Securities fraud, also known as stock fraud and investment fraud, is a practice that induces investors to make purchase or sale decisions on the basis of false information, frequently resulting in losses, in violation of the securities laws.
Generally speaking, securities fraud consists of deceptive practices in the stock and commodity markets, and occurs when investors are enticed to part with their money based on untrue statements.
Securities fraud includes outright theft from investors and mis-statements on a public company's financial reports. The term also encompasses a wide range of other actions, including insider trading, front running and other illegal acts on the trading floor of a stock or commodity exchange.
According to the FBI, securities fraud includes false information on a company's financial statement and Securities and Exchange Commission (SEC) filings; lying to corporate auditors; insider trading; stock manipulation schemes, and embezzlement by stockbrokers.
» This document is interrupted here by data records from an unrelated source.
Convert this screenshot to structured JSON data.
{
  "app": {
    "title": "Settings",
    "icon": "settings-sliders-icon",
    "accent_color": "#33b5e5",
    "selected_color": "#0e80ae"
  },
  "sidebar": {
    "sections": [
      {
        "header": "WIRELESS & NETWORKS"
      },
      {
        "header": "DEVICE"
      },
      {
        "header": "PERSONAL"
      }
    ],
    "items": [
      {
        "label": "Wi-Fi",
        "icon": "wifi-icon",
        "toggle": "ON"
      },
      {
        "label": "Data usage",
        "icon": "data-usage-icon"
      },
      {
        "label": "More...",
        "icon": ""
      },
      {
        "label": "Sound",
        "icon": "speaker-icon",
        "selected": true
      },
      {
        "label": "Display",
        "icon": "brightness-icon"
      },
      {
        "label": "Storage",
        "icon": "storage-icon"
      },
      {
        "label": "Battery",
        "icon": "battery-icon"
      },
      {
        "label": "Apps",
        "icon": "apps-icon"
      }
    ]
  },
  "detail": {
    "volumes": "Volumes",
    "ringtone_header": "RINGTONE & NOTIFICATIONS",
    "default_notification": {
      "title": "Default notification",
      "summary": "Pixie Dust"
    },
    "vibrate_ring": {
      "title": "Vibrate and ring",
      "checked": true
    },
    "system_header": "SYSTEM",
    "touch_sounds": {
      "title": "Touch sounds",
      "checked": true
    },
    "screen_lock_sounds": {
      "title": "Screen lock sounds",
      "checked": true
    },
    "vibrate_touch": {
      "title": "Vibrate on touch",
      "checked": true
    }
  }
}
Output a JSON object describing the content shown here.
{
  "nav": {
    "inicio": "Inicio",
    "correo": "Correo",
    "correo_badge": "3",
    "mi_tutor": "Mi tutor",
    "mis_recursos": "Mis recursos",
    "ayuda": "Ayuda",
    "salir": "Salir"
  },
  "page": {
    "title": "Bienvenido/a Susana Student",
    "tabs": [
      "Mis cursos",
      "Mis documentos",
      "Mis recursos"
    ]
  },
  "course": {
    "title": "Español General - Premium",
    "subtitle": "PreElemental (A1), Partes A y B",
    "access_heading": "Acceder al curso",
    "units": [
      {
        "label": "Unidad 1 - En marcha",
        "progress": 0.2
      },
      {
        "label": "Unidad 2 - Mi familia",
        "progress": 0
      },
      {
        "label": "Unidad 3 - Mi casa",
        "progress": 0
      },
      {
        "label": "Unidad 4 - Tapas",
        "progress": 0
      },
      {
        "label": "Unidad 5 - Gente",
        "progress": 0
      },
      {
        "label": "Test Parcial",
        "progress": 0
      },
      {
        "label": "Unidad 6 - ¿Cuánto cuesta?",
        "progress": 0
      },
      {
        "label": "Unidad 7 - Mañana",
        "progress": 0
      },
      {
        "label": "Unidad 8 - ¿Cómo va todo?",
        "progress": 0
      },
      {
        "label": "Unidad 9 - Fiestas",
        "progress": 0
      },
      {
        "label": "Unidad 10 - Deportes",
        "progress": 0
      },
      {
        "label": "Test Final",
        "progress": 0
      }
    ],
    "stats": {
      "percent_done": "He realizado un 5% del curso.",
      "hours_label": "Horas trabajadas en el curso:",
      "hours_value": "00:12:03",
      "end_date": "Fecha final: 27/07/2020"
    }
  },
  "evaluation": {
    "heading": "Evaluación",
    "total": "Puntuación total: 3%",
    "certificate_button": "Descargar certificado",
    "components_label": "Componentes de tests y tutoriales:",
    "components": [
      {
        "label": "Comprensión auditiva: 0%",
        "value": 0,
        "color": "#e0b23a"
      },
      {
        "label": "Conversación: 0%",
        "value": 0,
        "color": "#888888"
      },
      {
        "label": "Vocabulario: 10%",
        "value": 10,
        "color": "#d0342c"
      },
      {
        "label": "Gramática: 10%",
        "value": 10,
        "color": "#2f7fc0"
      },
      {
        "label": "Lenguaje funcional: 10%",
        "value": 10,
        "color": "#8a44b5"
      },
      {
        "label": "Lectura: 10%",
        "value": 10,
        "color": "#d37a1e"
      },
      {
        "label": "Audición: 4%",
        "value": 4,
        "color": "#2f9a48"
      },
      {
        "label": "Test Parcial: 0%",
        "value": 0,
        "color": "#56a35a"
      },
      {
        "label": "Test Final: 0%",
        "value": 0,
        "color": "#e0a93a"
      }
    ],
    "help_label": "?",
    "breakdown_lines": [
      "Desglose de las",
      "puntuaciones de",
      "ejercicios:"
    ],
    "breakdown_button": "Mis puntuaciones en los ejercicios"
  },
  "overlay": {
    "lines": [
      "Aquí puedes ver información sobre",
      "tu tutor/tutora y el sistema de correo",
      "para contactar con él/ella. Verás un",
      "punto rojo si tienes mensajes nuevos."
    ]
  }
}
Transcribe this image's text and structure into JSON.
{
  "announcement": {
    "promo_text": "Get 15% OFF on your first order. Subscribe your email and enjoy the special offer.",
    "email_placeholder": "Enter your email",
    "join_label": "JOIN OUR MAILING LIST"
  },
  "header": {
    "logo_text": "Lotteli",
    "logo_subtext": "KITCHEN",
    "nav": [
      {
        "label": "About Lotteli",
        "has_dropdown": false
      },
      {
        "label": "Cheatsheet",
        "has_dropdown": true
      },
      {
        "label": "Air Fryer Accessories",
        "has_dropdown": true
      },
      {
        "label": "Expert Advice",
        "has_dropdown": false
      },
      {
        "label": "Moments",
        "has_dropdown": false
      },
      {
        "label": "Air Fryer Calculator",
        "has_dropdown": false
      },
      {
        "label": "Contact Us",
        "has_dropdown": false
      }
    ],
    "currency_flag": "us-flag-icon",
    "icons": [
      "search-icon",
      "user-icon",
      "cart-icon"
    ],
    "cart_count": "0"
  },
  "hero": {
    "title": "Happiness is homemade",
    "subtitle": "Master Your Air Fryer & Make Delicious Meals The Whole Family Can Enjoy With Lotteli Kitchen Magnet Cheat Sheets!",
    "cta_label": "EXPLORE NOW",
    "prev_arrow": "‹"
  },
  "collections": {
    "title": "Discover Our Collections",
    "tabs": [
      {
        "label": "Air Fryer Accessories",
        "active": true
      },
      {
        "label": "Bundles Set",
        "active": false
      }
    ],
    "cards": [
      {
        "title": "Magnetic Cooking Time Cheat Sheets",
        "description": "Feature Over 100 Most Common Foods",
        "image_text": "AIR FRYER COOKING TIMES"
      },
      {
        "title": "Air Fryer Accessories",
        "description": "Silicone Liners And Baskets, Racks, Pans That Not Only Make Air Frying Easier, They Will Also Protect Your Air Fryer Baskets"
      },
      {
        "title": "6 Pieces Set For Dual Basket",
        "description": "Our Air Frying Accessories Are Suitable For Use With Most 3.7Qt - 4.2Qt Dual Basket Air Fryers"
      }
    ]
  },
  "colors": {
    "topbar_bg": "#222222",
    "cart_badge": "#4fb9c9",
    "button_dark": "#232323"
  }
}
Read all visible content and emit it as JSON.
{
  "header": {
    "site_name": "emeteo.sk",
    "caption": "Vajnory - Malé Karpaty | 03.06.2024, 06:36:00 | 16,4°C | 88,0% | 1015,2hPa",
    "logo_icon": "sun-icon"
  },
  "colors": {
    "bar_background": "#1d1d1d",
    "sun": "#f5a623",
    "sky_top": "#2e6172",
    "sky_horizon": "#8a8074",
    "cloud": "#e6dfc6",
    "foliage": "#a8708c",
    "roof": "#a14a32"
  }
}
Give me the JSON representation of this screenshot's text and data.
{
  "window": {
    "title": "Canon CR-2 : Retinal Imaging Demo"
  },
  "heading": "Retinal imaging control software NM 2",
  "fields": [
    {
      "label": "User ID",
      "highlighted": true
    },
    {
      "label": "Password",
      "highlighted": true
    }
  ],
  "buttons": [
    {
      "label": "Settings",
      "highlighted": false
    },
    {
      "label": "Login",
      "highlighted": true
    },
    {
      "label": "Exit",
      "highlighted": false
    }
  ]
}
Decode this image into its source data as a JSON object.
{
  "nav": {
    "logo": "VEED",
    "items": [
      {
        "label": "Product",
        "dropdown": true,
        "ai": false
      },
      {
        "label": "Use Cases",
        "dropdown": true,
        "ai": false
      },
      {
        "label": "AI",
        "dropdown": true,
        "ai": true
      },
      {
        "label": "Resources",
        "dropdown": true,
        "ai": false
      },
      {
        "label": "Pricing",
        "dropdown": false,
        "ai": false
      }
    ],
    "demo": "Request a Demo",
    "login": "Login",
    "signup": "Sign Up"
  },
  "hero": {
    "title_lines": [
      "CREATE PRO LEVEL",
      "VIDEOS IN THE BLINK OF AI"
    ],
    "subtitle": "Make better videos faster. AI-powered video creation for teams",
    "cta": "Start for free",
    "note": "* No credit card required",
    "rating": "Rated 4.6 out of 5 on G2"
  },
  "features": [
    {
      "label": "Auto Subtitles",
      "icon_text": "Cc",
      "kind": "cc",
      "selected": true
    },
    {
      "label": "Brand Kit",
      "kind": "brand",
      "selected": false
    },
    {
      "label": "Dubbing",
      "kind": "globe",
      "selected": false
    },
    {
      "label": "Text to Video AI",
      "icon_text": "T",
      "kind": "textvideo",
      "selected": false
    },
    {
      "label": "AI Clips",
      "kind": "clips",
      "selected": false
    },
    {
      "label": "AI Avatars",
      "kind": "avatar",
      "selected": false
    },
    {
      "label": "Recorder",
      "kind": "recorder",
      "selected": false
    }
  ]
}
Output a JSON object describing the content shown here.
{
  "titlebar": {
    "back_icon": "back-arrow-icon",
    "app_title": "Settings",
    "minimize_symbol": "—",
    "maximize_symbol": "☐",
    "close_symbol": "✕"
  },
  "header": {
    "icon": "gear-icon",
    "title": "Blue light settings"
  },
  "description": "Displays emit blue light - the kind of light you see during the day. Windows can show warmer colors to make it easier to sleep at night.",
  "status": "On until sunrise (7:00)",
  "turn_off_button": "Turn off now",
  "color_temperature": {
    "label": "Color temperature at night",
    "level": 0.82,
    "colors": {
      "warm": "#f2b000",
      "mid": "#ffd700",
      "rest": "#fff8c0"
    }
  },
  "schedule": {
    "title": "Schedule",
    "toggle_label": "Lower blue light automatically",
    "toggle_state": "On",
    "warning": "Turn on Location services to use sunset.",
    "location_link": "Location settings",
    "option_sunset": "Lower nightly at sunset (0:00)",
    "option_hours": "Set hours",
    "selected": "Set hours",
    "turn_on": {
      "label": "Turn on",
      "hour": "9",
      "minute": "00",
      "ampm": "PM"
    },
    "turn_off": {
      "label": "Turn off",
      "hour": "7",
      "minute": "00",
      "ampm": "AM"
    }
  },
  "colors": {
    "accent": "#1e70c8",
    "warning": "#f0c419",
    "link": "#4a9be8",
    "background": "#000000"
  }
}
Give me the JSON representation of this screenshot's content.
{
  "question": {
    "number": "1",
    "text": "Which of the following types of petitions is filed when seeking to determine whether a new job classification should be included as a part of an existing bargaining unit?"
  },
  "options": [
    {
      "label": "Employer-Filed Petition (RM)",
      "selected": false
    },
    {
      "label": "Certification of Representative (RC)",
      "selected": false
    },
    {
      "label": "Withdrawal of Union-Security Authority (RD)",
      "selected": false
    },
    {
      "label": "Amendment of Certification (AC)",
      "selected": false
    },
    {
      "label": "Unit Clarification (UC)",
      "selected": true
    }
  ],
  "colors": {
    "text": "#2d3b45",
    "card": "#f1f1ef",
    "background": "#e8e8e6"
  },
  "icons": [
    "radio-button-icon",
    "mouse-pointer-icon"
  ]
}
The Securities and Exchange Commission (SEC) determine the requirements for securities fraud. SEC outlines these requirements under Section 10b-5 (Rule 10b-5) of the Securities Act of 1934. To commit securities fraud, all elements of Rule 10b-5 must be satisfied.
Securities fraud under Rule 10b-5 prohibits using "any manipulative or deceptive device or contrivance" in connection with the purchase or sale of any security. Under this rule, one cannot deliberately try to deceive another when selling or purchasing securities.
Fraud Under Rule 10b-5
There are two ways to commit fraud under 10b-5:
• (1) Make an untrue statement (a lie);
• (2) Fail to state a material fact necessary in order to make the statement made, in light of the circumstances under which they were made, not misleading (a half-truth, or not telling the whole story).
In order to commit securities fraud, the lie or half-truth must have been made in connection with the purchase or sale of securities. In other words, the lie or half-truth was made to induce someone to buy or sell securities. If someone is selling securities and he lied about his preference of sports teams, that is not securities fraud because it is immaterial to the purchase and sale of securities.
State of Mind
The person who lied or told a half-truth in connection with the purchase or sale of securities must have intended to defraud.
Causation and Loss
Lastly, the lie or half-truth must have caused the transaction (caused the victim to buy or sell stocks), and the victim must have suffered a loss as a result of this transaction.
for Serious Matters